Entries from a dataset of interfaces
★ ★ ★

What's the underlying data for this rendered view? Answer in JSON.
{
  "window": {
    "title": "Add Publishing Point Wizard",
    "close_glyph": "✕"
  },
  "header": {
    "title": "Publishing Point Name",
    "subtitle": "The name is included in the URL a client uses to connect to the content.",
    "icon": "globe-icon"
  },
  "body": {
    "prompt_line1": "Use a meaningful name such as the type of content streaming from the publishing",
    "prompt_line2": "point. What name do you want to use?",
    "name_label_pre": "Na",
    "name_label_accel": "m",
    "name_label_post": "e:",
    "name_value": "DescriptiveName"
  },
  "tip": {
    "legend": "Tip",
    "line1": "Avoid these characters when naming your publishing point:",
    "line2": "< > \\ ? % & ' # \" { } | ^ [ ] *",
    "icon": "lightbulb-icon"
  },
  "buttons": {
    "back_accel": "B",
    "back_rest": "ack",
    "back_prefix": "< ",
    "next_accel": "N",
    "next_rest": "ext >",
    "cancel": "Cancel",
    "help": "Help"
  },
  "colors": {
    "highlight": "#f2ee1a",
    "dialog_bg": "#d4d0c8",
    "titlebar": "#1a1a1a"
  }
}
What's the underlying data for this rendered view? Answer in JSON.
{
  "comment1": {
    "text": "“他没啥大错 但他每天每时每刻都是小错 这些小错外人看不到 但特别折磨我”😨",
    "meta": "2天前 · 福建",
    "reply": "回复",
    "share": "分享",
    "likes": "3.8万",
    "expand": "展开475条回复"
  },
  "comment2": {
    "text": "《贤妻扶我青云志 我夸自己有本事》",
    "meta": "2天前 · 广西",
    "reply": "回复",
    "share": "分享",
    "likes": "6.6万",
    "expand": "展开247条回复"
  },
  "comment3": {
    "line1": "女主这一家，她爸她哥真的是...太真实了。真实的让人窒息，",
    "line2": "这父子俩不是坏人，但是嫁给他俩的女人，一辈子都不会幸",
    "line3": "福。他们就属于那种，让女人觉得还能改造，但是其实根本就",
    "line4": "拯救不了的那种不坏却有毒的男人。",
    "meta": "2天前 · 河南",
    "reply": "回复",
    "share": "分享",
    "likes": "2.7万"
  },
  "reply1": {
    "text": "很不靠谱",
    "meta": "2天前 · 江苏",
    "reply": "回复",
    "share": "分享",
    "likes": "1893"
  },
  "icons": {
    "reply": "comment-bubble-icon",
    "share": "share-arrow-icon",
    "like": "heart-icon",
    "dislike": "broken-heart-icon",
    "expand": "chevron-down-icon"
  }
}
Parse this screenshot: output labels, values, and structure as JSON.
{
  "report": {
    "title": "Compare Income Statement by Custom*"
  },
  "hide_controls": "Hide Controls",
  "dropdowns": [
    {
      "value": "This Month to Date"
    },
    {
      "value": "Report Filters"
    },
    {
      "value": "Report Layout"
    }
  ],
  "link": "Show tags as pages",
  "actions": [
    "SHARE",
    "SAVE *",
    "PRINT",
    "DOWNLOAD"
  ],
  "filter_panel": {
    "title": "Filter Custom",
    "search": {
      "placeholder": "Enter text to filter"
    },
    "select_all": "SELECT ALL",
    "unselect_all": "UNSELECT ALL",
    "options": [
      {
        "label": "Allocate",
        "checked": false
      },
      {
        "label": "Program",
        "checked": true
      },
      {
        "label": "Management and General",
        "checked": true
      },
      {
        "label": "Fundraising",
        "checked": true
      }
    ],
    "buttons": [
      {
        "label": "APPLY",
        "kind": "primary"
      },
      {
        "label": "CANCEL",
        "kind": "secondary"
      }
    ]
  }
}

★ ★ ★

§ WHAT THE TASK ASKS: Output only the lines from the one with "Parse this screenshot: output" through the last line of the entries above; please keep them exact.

§ RESULT OF THE EXERCISE:
Parse this screenshot: output labels, values, and structure as JSON.
{
  "report": {
    "title": "Compare Income Statement by Custom*"
  },
  "hide_controls": "Hide Controls",
  "dropdowns": [
    {
      "value": "This Month to Date"
    },
    {
      "value": "Report Filters"
    },
    {
      "value": "Report Layout"
    }
  ],
  "link": "Show tags as pages",
  "actions": [
    "SHARE",
    "SAVE *",
    "PRINT",
    "DOWNLOAD"
  ],
  "filter_panel": {
    "title": "Filter Custom",
    "search": {
      "placeholder": "Enter text to filter"
    },
    "select_all": "SELECT ALL",
    "unselect_all": "UNSELECT ALL",
    "options": [
      {
        "label": "Allocate",
        "checked": false
      },
      {
        "label": "Program",
        "checked": true
      },
      {
        "label": "Management and General",
        "checked": true
      },
      {
        "label": "Fundraising",
        "checked": true
      }
    ],
    "buttons": [
      {
        "label": "APPLY",
        "kind": "primary"
      },
      {
        "label": "CANCEL",
        "kind": "secondary"
      }
    ]
  }
}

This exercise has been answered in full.